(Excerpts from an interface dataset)
--------

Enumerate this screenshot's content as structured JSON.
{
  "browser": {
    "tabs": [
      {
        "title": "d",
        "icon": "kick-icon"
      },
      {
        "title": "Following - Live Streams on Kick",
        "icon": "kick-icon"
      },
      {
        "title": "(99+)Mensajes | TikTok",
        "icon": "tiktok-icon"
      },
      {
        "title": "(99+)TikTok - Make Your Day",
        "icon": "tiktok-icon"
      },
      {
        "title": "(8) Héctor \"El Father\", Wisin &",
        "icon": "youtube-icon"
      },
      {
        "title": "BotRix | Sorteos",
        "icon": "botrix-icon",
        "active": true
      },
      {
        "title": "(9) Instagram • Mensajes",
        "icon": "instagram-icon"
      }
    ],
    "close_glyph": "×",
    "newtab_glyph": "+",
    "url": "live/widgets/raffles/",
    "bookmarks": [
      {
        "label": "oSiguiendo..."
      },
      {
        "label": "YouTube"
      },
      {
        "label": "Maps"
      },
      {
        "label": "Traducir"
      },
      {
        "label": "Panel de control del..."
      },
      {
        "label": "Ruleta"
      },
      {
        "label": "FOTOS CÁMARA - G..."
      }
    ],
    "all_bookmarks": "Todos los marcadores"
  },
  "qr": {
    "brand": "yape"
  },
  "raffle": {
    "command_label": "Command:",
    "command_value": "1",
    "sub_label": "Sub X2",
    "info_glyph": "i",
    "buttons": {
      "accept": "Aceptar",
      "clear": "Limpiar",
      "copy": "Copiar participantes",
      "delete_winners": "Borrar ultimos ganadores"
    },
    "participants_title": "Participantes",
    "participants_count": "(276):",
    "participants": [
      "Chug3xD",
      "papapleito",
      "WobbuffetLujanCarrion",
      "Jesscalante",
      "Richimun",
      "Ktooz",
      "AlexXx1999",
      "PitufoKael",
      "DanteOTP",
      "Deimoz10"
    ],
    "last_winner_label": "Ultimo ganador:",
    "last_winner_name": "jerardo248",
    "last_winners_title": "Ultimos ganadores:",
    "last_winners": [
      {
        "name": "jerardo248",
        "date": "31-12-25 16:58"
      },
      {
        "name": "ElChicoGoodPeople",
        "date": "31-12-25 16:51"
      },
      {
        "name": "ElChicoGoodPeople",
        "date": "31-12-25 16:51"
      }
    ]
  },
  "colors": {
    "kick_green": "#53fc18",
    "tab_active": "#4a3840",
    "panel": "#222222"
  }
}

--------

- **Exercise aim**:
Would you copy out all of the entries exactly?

- **Response**:
Enumerate this screenshot's content as structured JSON.
{
  "browser": {
    "tabs": [
      {
        "title": "d",
        "icon": "kick-icon"
      },
      {
        "title": "Following - Live Streams on Kick",
        "icon": "kick-icon"
      },
      {
        "title": "(99+)Mensajes | TikTok",
        "icon": "tiktok-icon"
      },
      {
        "title": "(99+)TikTok - Make Your Day",
        "icon": "tiktok-icon"
      },
      {
        "title": "(8) Héctor \"El Father\", Wisin &",
        "icon": "youtube-icon"
      },
      {
        "title": "BotRix | Sorteos",
        "icon": "botrix-icon",
        "active": true
      },
      {
        "title": "(9) Instagram • Mensajes",
        "icon": "instagram-icon"
      }
    ],
    "close_glyph": "×",
    "newtab_glyph": "+",
    "url": "live/widgets/raffles/",
    "bookmarks": [
      {
        "label": "oSiguiendo..."
      },
      {
        "label": "YouTube"
      },
      {
        "label": "Maps"
      },
      {
        "label": "Traducir"
      },
      {
        "label": "Panel de control del..."
      },
      {
        "label": "Ruleta"
      },
      {
        "label": "FOTOS CÁMARA - G..."
      }
    ],
    "all_bookmarks": "Todos los marcadores"
  },
  "qr": {
    "brand": "yape"
  },
  "raffle": {
    "command_label": "Command:",
    "command_value": "1",
    "sub_label": "Sub X2",
    "info_glyph": "i",
    "buttons": {
      "accept": "Aceptar",
      "clear": "Limpiar",
      "copy": "Copiar participantes",
      "delete_winners": "Borrar ultimos ganadores"
    },
    "participants_title": "Participantes",
    "participants_count": "(276):",
    "participants": [
      "Chug3xD",
      "papapleito",
      "WobbuffetLujanCarrion",
      "Jesscalante",
      "Richimun",
      "Ktooz",
      "AlexXx1999",
      "PitufoKael",
      "DanteOTP",
      "Deimoz10"
    ],
    "last_winner_label": "Ultimo ganador:",
    "last_winner_name": "jerardo248",
    "last_winners_title": "Ultimos ganadores:",
    "last_winners": [
      {
        "name": "jerardo248",
        "date": "31-12-25 16:58"
      },
      {
        "name": "ElChicoGoodPeople",
        "date": "31-12-25 16:51"
      },
      {
        "name": "ElChicoGoodPeople",
        "date": "31-12-25 16:51"
      }
    ]
  },
  "colors": {
    "kick_green": "#53fc18",
    "tab_active": "#4a3840",
    "panel": "#222222"
  }
}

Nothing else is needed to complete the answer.